Our justice system regularly goes awry when it sweeps the poor up in its arms. When working-class Americans encounter government bureaucracy, they’re much more likely to feel completely lost in a maze of procedures. When decisions get made that have major consequences for all Americans, it doesn’t matter to ordinary people whether the State Department’s plan for Iraqi occupation was trashed.
It should. I would like to find a way to circulate an emotionally resonant, intangibly powerful, deeply felt national narrative about why it matters to govern well, why training and knowledge and skill are not just good things in and of themselves, but produce tangibly good outcomes in the lives of all Americans. I think it can be done, but it needs to work upwards from everyday life rather than downwards from the inside-the-Beltway world. Whether you work as a waitress in a greasy spoon, a middle-manager in a large firm, or as a high-powered professional, you’ve seen what happens to systems which otherwise were working just fine when someone who is both incompetent and intensely unprincipled gets access to power. (Unless you’re one of those people who is both incompetent and intensely unprincipled, in which case, read no further: this is not for you.) We all know how horrible and final the consequences of unnecessary failure can be.
To tell that story well, however, we’ve got to recognize that some changes are too big for anyone or any institution to manage compactly, that some transformations fall outside the sphere of policy and government, that it’s a mistake to promise to fix how people feel beyond simply being willing to listen and validate those feelings (however much you might not feel that way yourself).
Hilary Clinton is probably empirically right that it’s not enough to simply wish for change, and not enough to simply demand it. But in saying that you have to be an experienced hand who will work very, very hard for change, she continues to offer up the narrative of competency, of wonkery, of expertise, that has become the trademark of most national Democrats (with the notable exception of the other Clinton). You have to separate that which can be changed through the hard work of skilled policy formation from that which is operating at a completely different scale and sensation of change and dissatisfaction.
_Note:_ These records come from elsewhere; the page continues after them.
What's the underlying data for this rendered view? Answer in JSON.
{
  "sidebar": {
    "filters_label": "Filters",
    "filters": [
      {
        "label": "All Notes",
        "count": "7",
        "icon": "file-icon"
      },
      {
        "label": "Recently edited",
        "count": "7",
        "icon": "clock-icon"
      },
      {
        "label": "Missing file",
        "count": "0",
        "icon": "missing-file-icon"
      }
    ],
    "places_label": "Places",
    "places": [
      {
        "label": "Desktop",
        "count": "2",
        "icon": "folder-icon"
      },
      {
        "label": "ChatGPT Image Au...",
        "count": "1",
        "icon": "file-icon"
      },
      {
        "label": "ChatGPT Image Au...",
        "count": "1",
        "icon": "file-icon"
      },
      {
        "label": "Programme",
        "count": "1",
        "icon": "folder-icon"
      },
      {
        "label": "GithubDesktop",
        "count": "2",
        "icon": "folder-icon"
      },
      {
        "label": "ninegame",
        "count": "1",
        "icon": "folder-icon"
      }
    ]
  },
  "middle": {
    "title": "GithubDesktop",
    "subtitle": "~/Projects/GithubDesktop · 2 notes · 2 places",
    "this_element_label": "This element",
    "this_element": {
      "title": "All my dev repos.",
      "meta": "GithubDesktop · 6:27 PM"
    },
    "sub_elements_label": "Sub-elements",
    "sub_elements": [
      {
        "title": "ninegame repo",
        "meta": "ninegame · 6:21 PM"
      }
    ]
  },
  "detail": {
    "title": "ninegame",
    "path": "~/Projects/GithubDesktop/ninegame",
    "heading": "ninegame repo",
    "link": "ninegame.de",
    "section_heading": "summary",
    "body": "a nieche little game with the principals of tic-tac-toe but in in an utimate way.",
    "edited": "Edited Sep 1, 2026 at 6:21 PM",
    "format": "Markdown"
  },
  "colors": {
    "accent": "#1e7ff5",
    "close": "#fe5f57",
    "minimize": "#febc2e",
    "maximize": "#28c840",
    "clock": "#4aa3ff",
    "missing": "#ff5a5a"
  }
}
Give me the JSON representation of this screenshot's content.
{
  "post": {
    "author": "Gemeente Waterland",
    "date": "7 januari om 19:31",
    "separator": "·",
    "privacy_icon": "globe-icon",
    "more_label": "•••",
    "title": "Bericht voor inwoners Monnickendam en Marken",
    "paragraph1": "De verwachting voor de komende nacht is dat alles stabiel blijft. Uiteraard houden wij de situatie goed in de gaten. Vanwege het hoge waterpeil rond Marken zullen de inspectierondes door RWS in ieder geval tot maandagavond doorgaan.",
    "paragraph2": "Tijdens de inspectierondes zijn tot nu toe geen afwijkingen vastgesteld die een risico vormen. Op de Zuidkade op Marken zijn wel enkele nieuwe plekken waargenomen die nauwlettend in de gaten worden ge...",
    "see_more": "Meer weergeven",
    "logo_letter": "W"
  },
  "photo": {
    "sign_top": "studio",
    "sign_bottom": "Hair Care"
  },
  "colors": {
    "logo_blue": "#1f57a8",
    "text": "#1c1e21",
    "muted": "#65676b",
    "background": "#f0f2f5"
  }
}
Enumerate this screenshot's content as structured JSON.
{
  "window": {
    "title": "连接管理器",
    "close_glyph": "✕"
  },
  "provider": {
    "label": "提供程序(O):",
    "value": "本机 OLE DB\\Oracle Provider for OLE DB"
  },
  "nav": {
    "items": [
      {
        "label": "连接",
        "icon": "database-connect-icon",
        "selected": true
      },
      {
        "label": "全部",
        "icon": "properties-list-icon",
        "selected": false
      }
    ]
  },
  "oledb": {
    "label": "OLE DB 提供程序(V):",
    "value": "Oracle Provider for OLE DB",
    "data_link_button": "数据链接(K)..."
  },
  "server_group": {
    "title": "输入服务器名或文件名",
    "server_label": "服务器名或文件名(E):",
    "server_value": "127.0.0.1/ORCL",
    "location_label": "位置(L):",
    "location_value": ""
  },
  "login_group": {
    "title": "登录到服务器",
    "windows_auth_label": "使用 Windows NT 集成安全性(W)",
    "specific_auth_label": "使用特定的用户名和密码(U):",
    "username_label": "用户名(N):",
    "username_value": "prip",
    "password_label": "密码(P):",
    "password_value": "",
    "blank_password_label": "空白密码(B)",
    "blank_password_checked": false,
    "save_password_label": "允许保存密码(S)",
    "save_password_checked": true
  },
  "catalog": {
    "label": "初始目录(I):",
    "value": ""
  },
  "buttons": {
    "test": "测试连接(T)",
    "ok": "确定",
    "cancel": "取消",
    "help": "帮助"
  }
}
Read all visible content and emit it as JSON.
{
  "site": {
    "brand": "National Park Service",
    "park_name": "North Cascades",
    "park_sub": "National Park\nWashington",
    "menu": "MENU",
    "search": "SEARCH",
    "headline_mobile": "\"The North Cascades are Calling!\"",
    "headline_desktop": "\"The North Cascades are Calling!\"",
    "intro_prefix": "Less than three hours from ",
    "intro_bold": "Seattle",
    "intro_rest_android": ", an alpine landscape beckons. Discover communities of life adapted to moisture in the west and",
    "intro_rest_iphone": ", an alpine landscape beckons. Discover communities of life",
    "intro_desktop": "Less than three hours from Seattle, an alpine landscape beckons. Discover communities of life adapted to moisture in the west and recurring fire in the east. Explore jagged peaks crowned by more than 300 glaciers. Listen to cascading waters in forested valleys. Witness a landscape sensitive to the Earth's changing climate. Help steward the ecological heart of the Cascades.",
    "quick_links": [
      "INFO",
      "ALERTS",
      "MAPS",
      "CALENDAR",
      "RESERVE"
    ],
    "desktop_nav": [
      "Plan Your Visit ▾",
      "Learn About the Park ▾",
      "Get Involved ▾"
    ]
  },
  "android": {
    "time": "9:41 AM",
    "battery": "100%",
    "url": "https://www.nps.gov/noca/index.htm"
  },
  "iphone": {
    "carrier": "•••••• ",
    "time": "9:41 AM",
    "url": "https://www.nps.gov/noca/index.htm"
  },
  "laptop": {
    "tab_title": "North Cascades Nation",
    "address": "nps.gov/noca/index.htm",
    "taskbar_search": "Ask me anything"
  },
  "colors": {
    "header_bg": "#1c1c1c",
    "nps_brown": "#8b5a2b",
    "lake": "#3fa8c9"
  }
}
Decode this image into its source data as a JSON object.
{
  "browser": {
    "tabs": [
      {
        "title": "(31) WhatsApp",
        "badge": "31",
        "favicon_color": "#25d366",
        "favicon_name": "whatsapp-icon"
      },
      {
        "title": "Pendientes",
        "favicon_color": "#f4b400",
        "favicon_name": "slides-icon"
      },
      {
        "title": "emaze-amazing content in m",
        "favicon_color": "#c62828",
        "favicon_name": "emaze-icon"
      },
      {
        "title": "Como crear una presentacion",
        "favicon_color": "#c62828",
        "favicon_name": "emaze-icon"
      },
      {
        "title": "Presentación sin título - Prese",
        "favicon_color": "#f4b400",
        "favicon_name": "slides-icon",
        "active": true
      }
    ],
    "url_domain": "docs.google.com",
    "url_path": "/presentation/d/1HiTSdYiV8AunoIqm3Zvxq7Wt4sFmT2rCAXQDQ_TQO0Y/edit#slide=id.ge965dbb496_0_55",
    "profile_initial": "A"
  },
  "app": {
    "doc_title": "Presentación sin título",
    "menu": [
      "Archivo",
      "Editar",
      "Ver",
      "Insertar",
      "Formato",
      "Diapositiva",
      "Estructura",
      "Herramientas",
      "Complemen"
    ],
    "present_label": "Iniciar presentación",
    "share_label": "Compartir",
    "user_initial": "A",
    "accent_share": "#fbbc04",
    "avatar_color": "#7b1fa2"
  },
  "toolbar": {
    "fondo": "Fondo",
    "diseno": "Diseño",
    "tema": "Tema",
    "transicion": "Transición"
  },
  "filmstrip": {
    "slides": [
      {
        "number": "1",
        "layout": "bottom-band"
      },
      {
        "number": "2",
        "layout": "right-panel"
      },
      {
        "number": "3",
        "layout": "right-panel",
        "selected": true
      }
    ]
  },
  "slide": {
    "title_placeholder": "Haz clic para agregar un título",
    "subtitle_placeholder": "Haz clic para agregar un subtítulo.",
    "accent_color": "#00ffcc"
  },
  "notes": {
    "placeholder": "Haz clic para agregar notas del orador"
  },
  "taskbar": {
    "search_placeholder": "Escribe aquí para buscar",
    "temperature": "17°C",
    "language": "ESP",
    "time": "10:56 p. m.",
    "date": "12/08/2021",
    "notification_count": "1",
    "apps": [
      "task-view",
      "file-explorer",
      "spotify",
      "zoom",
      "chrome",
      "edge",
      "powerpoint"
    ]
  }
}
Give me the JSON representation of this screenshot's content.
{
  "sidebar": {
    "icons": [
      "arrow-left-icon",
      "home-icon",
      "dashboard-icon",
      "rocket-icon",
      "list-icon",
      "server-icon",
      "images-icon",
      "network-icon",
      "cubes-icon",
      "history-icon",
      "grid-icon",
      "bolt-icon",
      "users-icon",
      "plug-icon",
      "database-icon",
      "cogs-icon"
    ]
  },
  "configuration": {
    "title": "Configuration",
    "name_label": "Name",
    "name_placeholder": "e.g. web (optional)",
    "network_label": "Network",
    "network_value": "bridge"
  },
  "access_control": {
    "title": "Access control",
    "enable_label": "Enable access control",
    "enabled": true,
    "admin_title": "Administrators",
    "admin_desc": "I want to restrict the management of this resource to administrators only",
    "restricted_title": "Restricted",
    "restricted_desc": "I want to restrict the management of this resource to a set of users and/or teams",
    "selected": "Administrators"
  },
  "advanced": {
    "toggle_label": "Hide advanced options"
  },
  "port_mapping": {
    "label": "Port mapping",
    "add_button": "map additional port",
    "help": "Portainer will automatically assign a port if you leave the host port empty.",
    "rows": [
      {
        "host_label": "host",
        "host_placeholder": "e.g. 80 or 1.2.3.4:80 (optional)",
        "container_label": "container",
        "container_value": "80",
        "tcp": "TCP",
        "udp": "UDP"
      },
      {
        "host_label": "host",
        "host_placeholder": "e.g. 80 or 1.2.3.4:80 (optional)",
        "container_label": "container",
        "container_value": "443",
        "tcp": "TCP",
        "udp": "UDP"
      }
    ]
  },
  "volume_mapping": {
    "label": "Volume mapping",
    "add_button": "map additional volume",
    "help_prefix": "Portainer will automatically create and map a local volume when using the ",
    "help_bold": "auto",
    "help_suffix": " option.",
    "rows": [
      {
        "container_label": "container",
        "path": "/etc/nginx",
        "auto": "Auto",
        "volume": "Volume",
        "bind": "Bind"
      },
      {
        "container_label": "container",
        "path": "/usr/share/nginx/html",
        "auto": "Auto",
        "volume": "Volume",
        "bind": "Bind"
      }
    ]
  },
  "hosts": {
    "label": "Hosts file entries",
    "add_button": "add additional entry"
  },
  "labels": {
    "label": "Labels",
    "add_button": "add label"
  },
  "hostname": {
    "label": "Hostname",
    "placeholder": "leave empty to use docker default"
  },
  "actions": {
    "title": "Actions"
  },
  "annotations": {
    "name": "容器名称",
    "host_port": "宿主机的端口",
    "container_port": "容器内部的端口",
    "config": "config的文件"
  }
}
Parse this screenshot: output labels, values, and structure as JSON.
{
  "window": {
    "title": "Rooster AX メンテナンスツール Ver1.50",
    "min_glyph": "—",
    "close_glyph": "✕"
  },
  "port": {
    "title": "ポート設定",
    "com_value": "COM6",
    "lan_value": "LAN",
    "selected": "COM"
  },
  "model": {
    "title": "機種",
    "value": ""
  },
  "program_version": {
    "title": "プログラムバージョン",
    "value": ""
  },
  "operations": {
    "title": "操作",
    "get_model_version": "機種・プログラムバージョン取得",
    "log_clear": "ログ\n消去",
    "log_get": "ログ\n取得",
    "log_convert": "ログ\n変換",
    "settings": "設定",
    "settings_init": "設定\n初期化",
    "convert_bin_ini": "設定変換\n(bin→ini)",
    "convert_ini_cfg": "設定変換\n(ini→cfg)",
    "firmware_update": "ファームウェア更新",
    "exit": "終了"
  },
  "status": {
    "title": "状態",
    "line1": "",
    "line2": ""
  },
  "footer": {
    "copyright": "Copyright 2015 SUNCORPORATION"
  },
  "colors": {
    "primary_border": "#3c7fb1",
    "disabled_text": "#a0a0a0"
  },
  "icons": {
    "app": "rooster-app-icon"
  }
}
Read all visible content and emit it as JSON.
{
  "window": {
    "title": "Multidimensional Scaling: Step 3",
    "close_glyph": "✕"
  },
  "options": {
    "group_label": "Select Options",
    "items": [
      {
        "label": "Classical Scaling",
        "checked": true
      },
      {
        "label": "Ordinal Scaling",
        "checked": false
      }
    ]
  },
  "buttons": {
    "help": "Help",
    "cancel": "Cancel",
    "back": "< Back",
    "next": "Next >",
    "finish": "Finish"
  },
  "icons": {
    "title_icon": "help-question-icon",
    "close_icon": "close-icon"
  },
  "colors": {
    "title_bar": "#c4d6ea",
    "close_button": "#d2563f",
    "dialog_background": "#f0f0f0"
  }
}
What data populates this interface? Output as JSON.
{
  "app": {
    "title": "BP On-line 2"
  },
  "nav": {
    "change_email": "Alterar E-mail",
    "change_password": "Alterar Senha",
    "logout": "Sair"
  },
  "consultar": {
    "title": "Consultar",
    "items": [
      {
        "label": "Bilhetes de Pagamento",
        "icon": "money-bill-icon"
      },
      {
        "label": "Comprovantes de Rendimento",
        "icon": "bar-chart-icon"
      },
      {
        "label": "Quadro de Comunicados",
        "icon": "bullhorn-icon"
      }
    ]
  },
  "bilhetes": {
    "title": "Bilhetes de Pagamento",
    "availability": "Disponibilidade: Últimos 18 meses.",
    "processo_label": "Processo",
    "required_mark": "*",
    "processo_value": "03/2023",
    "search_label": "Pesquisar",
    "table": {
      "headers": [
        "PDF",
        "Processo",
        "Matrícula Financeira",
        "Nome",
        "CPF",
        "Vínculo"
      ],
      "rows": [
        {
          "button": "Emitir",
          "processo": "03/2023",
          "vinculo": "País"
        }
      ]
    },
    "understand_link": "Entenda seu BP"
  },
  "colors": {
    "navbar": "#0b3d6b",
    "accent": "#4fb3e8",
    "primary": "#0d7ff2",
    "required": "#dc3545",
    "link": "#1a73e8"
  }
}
A commitment to proceduralism and competency cannot be the end of your political or social appeal if you really aspire to lead or transform America.